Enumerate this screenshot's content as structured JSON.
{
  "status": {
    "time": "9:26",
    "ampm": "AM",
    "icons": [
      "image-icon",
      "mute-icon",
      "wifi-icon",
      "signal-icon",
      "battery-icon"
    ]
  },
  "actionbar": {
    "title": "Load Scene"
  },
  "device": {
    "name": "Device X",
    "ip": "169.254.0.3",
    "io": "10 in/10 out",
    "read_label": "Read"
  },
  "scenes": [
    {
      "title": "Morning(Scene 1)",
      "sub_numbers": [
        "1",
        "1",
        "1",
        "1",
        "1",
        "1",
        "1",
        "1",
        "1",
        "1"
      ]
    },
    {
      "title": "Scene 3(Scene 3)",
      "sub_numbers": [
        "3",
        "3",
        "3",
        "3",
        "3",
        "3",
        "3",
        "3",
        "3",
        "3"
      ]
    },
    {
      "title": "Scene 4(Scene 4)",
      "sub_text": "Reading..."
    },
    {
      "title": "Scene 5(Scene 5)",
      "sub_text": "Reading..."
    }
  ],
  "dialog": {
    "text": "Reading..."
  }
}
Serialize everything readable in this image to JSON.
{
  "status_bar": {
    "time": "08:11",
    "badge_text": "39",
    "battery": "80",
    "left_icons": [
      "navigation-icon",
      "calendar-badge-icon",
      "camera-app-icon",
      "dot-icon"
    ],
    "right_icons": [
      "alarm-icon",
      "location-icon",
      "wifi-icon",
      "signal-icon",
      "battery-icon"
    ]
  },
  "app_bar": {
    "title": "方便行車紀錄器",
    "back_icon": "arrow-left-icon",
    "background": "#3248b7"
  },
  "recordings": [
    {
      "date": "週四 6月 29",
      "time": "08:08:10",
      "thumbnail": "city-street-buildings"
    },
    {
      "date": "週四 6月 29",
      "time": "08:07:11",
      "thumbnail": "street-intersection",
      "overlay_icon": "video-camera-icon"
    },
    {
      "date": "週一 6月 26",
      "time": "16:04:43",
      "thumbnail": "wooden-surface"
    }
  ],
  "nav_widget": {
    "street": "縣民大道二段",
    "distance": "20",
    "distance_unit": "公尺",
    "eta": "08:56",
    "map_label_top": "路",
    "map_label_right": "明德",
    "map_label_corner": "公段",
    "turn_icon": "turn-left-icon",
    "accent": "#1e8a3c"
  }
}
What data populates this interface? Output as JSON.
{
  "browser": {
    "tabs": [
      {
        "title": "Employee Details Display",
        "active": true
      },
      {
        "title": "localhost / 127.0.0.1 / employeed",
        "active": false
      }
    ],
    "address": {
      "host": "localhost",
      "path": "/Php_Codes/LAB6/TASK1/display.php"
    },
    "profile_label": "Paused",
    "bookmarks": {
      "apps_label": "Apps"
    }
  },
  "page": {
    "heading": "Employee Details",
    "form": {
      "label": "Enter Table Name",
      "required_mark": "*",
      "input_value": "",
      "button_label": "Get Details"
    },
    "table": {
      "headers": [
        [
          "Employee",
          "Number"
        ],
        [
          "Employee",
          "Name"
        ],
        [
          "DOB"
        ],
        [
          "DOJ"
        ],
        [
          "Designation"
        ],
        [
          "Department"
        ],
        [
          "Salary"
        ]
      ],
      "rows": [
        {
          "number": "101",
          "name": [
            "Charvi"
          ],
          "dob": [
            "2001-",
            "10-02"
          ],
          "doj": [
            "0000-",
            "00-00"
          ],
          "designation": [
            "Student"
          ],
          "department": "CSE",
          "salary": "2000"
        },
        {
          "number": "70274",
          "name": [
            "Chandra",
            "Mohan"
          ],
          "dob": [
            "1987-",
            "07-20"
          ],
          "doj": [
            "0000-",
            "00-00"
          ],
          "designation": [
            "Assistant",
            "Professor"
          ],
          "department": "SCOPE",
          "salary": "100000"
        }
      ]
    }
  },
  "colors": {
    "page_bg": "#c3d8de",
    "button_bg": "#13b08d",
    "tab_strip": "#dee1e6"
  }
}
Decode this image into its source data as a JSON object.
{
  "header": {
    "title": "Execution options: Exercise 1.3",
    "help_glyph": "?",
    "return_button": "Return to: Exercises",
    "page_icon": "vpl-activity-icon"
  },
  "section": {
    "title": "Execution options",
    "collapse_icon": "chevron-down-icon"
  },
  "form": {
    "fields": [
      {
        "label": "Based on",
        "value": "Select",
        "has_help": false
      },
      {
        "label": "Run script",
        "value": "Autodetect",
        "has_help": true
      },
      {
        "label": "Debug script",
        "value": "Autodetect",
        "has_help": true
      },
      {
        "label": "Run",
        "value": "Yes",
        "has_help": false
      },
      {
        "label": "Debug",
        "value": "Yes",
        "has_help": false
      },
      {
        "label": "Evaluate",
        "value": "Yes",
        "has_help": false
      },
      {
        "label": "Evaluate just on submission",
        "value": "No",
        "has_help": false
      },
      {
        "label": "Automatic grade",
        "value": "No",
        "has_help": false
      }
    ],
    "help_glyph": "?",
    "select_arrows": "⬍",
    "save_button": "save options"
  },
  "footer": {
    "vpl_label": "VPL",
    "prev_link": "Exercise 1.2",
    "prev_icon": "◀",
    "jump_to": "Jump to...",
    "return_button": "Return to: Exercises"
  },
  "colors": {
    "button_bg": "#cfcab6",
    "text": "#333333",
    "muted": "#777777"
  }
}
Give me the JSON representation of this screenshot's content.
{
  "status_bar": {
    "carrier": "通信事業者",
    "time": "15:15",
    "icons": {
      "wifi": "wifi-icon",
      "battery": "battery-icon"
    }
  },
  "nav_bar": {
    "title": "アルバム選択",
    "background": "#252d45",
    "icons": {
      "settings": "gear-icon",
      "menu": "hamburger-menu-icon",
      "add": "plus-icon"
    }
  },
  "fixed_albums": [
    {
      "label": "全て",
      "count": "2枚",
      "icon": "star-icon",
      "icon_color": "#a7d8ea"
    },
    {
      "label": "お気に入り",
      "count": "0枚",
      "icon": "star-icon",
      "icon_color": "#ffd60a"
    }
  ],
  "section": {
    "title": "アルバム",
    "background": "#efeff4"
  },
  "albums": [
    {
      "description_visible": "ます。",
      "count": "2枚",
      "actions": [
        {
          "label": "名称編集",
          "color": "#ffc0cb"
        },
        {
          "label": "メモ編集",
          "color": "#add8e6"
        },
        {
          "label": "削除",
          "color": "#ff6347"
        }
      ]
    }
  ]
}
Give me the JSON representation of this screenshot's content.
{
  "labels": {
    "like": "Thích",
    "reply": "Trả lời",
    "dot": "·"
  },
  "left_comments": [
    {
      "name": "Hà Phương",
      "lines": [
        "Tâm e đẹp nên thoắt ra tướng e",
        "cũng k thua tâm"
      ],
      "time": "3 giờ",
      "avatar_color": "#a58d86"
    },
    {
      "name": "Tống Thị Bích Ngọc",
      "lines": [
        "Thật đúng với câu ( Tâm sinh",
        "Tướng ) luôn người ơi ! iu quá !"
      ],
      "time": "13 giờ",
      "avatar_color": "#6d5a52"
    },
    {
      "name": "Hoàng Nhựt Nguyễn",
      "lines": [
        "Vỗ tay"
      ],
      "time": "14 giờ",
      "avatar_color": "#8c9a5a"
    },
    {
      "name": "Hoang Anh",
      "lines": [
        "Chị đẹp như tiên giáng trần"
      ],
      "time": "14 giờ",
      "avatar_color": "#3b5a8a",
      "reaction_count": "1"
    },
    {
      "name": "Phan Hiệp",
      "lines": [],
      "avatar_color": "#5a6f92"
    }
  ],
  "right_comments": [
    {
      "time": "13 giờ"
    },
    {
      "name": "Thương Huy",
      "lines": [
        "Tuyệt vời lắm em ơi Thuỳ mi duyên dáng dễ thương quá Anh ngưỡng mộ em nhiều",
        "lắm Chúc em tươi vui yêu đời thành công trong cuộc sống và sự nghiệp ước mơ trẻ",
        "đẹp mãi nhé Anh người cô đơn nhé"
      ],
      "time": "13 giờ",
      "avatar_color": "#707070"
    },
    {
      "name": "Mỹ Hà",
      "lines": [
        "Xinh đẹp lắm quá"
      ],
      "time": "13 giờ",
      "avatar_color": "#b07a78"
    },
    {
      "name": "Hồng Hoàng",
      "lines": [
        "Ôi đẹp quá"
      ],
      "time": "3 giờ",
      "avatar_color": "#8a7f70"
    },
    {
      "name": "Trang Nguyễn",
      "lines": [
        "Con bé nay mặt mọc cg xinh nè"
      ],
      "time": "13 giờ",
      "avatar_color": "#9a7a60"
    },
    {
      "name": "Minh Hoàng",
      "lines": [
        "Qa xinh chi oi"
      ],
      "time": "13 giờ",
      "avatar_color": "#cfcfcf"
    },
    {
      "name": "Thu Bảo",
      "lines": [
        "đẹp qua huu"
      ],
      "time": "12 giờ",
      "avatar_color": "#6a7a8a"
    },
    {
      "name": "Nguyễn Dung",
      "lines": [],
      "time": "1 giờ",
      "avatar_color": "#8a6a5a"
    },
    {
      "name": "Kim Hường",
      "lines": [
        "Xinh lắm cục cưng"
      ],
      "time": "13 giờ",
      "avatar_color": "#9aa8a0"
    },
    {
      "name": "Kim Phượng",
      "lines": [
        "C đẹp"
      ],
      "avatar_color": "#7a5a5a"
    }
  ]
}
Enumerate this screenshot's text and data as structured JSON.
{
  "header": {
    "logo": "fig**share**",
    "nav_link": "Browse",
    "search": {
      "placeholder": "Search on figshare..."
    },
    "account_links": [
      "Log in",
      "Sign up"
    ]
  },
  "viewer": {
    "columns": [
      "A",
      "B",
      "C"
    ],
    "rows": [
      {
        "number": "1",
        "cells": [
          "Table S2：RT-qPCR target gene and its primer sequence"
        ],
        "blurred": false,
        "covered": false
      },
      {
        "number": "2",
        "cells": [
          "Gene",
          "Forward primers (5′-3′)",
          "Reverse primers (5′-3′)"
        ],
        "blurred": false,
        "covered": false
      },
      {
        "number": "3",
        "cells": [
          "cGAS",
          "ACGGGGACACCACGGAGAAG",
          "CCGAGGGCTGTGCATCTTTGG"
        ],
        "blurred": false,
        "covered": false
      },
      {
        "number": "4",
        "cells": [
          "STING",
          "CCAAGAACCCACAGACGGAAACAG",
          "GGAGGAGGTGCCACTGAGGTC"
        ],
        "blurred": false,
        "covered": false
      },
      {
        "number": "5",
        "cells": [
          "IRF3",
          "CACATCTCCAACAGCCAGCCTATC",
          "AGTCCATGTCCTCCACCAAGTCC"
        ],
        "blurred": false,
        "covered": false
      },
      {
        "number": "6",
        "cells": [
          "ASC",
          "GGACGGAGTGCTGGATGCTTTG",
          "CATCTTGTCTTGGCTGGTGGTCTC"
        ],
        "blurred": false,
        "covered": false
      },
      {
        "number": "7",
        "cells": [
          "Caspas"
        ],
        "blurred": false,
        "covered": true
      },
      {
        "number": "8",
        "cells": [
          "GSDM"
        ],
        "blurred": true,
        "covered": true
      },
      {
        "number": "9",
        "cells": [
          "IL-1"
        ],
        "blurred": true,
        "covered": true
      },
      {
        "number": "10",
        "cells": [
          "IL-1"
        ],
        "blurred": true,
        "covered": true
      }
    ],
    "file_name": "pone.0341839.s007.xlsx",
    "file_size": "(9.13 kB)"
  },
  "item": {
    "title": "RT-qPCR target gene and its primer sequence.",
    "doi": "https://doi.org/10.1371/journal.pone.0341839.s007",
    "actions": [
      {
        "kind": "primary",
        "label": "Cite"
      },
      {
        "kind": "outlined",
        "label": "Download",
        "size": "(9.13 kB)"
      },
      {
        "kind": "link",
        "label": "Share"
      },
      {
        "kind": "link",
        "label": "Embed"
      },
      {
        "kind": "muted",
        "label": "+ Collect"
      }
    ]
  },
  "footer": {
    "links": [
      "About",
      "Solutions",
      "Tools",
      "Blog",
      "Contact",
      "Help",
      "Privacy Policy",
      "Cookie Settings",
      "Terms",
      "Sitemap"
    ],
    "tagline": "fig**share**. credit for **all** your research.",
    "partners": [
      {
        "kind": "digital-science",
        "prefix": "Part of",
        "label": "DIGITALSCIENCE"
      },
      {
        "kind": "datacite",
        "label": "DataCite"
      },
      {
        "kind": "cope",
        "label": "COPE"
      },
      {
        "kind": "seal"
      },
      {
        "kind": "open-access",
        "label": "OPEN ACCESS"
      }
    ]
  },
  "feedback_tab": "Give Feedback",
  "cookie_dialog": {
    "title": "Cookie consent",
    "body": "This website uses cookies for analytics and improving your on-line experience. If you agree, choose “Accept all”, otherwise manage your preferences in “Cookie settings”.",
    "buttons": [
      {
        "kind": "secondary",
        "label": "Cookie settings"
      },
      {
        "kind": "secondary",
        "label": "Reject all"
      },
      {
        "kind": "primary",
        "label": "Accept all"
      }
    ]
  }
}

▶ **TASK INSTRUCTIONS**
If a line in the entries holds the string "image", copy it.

▶ **ANSWER SPACE**
      "image-icon",
Serialize everything readable in this image to JSON.
Decode this image into its source data as a JSON object.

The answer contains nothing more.